* Work to be completed
Restate the records below word for word, leaving nothing out.

* Input records
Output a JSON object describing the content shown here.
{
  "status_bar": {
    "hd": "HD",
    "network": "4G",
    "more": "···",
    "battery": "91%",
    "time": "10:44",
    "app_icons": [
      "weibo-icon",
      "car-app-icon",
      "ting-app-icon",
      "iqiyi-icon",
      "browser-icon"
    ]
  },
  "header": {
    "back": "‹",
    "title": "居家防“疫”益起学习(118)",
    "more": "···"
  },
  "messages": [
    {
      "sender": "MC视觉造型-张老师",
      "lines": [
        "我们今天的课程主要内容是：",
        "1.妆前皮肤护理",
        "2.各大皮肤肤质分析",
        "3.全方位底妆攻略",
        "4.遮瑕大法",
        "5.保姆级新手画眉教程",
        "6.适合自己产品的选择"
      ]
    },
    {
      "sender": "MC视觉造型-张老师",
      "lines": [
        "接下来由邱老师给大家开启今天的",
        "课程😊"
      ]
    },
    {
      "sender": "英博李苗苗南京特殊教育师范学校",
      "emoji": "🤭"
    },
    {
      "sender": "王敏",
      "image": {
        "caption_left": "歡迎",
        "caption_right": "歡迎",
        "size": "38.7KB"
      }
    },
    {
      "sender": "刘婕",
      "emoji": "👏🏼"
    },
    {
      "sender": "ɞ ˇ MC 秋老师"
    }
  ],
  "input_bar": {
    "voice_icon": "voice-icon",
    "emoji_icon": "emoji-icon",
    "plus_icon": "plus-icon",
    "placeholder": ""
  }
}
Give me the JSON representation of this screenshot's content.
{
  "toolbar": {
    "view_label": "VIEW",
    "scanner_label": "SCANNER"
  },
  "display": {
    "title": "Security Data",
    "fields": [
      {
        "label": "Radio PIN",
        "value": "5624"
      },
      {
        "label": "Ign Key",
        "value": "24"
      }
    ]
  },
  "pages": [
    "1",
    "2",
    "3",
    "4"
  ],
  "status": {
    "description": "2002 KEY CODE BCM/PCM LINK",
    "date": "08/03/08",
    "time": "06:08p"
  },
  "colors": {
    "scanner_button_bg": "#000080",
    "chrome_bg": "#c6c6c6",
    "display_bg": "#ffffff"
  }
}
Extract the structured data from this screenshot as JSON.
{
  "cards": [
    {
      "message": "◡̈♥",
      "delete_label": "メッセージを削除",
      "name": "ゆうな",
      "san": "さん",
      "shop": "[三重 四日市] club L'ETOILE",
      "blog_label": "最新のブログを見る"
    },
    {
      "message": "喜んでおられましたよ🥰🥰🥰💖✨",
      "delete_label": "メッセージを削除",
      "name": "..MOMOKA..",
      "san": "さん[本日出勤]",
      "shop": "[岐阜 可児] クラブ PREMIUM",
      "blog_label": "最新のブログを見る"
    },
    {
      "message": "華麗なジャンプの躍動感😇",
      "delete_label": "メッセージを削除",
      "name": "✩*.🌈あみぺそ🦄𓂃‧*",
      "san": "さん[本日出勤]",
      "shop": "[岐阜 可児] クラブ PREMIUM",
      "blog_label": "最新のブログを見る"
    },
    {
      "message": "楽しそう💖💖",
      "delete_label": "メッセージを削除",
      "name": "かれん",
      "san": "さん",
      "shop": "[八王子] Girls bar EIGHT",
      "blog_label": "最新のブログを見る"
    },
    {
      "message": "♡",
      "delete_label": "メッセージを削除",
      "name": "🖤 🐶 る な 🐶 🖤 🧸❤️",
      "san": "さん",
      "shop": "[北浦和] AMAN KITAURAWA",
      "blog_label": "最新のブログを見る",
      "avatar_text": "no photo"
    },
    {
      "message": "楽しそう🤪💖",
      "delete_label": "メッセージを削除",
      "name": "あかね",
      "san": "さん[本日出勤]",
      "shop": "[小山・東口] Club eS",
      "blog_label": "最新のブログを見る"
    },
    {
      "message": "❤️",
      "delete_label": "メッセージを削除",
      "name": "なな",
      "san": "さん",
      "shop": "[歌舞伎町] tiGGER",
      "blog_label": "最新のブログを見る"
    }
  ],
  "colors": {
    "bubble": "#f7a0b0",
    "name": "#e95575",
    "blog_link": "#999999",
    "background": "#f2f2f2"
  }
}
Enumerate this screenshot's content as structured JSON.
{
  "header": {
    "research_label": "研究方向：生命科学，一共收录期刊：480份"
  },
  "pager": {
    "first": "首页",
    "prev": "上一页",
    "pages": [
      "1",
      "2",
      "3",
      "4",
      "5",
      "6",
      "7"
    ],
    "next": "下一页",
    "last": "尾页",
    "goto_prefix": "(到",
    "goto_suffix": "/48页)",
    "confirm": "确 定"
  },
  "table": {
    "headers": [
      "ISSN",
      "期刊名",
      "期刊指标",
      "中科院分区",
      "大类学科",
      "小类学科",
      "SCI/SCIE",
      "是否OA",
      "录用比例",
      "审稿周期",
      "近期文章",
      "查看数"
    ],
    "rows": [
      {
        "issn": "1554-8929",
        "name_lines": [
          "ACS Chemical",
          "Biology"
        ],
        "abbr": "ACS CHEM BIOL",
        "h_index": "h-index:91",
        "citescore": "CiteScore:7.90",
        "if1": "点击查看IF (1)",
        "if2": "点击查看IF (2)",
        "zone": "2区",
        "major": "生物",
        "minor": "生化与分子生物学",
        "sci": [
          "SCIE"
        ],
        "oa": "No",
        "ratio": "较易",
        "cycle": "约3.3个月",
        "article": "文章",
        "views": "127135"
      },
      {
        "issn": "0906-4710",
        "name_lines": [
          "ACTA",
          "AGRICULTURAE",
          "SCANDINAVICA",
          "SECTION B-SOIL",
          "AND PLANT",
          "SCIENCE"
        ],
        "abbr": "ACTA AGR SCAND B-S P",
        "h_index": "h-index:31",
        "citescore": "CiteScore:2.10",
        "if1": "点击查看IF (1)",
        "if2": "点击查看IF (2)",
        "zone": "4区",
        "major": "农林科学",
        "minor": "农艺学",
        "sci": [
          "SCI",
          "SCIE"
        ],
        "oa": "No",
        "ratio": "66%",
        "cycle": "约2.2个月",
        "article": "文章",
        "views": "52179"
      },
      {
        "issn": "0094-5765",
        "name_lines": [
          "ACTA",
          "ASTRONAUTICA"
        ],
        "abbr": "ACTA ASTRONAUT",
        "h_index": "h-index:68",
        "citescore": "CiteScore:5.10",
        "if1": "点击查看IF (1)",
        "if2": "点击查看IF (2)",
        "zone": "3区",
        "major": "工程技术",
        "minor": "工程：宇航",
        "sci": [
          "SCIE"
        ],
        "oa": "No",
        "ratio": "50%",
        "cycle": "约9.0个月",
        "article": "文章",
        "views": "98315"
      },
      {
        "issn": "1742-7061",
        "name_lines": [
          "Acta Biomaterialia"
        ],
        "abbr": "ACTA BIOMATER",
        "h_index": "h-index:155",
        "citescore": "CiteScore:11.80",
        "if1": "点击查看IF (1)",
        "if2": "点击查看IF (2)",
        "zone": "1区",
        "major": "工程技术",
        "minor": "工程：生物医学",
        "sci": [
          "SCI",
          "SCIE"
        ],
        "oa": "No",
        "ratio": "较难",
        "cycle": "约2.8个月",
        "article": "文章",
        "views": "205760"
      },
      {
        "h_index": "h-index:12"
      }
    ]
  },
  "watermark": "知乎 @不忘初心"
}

* Solved problem
Output a JSON object describing the content shown here.
{
  "status_bar": {
    "hd": "HD",
    "network": "4G",
    "more": "···",
    "battery": "91%",
    "time": "10:44",
    "app_icons": [
      "weibo-icon",
      "car-app-icon",
      "ting-app-icon",
      "iqiyi-icon",
      "browser-icon"
    ]
  },
  "header": {
    "back": "‹",
    "title": "居家防“疫”益起学习(118)",
    "more": "···"
  },
  "messages": [
    {
      "sender": "MC视觉造型-张老师",
      "lines": [
        "我们今天的课程主要内容是：",
        "1.妆前皮肤护理",
        "2.各大皮肤肤质分析",
        "3.全方位底妆攻略",
        "4.遮瑕大法",
        "5.保姆级新手画眉教程",
        "6.适合自己产品的选择"
      ]
    },
    {
      "sender": "MC视觉造型-张老师",
      "lines": [
        "接下来由邱老师给大家开启今天的",
        "课程😊"
      ]
    },
    {
      "sender": "英博李苗苗南京特殊教育师范学校",
      "emoji": "🤭"
    },
    {
      "sender": "王敏",
      "image": {
        "caption_left": "歡迎",
        "caption_right": "歡迎",
        "size": "38.7KB"
      }
    },
    {
      "sender": "刘婕",
      "emoji": "👏🏼"
    },
    {
      "sender": "ɞ ˇ MC 秋老师"
    }
  ],
  "input_bar": {
    "voice_icon": "voice-icon",
    "emoji_icon": "emoji-icon",
    "plus_icon": "plus-icon",
    "placeholder": ""
  }
}
Give me the JSON representation of this screenshot's content.
{
  "toolbar": {
    "view_label": "VIEW",
    "scanner_label": "SCANNER"
  },
  "display": {
    "title": "Security Data",
    "fields": [
      {
        "label": "Radio PIN",
        "value": "5624"
      },
      {
        "label": "Ign Key",
        "value": "24"
      }
    ]
  },
  "pages": [
    "1",
    "2",
    "3",
    "4"
  ],
  "status": {
    "description": "2002 KEY CODE BCM/PCM LINK",
    "date": "08/03/08",
    "time": "06:08p"
  },
  "colors": {
    "scanner_button_bg": "#000080",
    "chrome_bg": "#c6c6c6",
    "display_bg": "#ffffff"
  }
}
Extract the structured data from this screenshot as JSON.
{
  "cards": [
    {
      "message": "◡̈♥",
      "delete_label": "メッセージを削除",
      "name": "ゆうな",
      "san": "さん",
      "shop": "[三重 四日市] club L'ETOILE",
      "blog_label": "最新のブログを見る"
    },
    {
      "message": "喜んでおられましたよ🥰🥰🥰💖✨",
      "delete_label": "メッセージを削除",
      "name": "..MOMOKA..",
      "san": "さん[本日出勤]",
      "shop": "[岐阜 可児] クラブ PREMIUM",
      "blog_label": "最新のブログを見る"
    },
    {
      "message": "華麗なジャンプの躍動感😇",
      "delete_label": "メッセージを削除",
      "name": "✩*.🌈あみぺそ🦄𓂃‧*",
      "san": "さん[本日出勤]",
      "shop": "[岐阜 可児] クラブ PREMIUM",
      "blog_label": "最新のブログを見る"
    },
    {
      "message": "楽しそう💖💖",
      "delete_label": "メッセージを削除",
      "name": "かれん",
      "san": "さん",
      "shop": "[八王子] Girls bar EIGHT",
      "blog_label": "最新のブログを見る"
    },
    {
      "message": "♡",
      "delete_label": "メッセージを削除",
      "name": "🖤 🐶 る な 🐶 🖤 🧸❤️",
      "san": "さん",
      "shop": "[北浦和] AMAN KITAURAWA",
      "blog_label": "最新のブログを見る",
      "avatar_text": "no photo"
    },
    {
      "message": "楽しそう🤪💖",
      "delete_label": "メッセージを削除",
      "name": "あかね",
      "san": "さん[本日出勤]",
      "shop": "[小山・東口] Club eS",
      "blog_label": "最新のブログを見る"
    },
    {
      "message": "❤️",
      "delete_label": "メッセージを削除",
      "name": "なな",
      "san": "さん",
      "shop": "[歌舞伎町] tiGGER",
      "blog_label": "最新のブログを見る"
    }
  ],
  "colors": {
    "bubble": "#f7a0b0",
    "name": "#e95575",
    "blog_link": "#999999",
    "background": "#f2f2f2"
  }
}
Enumerate this screenshot's content as structured JSON.
{
  "header": {
    "research_label": "研究方向：生命科学，一共收录期刊：480份"
  },
  "pager": {
    "first": "首页",
    "prev": "上一页",
    "pages": [
      "1",
      "2",
      "3",
      "4",
      "5",
      "6",
      "7"
    ],
    "next": "下一页",
    "last": "尾页",
    "goto_prefix": "(到",
    "goto_suffix": "/48页)",
    "confirm": "确 定"
  },
  "table": {
    "headers": [
      "ISSN",
      "期刊名",
      "期刊指标",
      "中科院分区",
      "大类学科",
      "小类学科",
      "SCI/SCIE",
      "是否OA",
      "录用比例",
      "审稿周期",
      "近期文章",
      "查看数"
    ],
    "rows": [
      {
        "issn": "1554-8929",
        "name_lines": [
          "ACS Chemical",
          "Biology"
        ],
        "abbr": "ACS CHEM BIOL",
        "h_index": "h-index:91",
        "citescore": "CiteScore:7.90",
        "if1": "点击查看IF (1)",
        "if2": "点击查看IF (2)",
        "zone": "2区",
        "major": "生物",
        "minor": "生化与分子生物学",
        "sci": [
          "SCIE"
        ],
        "oa": "No",
        "ratio": "较易",
        "cycle": "约3.3个月",
        "article": "文章",
        "views": "127135"
      },
      {
        "issn": "0906-4710",
        "name_lines": [
          "ACTA",
          "AGRICULTURAE",
          "SCANDINAVICA",
          "SECTION B-SOIL",
          "AND PLANT",
          "SCIENCE"
        ],
        "abbr": "ACTA AGR SCAND B-S P",
        "h_index": "h-index:31",
        "citescore": "CiteScore:2.10",
        "if1": "点击查看IF (1)",
        "if2": "点击查看IF (2)",
        "zone": "4区",
        "major": "农林科学",
        "minor": "农艺学",
        "sci": [
          "SCI",
          "SCIE"
        ],
        "oa": "No",
        "ratio": "66%",
        "cycle": "约2.2个月",
        "article": "文章",
        "views": "52179"
      },
      {
        "issn": "0094-5765",
        "name_lines": [
          "ACTA",
          "ASTRONAUTICA"
        ],
        "abbr": "ACTA ASTRONAUT",
        "h_index": "h-index:68",
        "citescore": "CiteScore:5.10",
        "if1": "点击查看IF (1)",
        "if2": "点击查看IF (2)",
        "zone": "3区",
        "major": "工程技术",
        "minor": "工程：宇航",
        "sci": [
          "SCIE"
        ],
        "oa": "No",
        "ratio": "50%",
        "cycle": "约9.0个月",
        "article": "文章",
        "views": "98315"
      },
      {
        "issn": "1742-7061",
        "name_lines": [
          "Acta Biomaterialia"
        ],
        "abbr": "ACTA BIOMATER",
        "h_index": "h-index:155",
        "citescore": "CiteScore:11.80",
        "if1": "点击查看IF (1)",
        "if2": "点击查看IF (2)",
        "zone": "1区",
        "major": "工程技术",
        "minor": "工程：生物医学",
        "sci": [
          "SCI",
          "SCIE"
        ],
        "oa": "No",
        "ratio": "较难",
        "cycle": "约2.8个月",
        "article": "文章",
        "views": "205760"
      },
      {
        "h_index": "h-index:12"
      }
    ]
  },
  "watermark": "知乎 @不忘初心"
}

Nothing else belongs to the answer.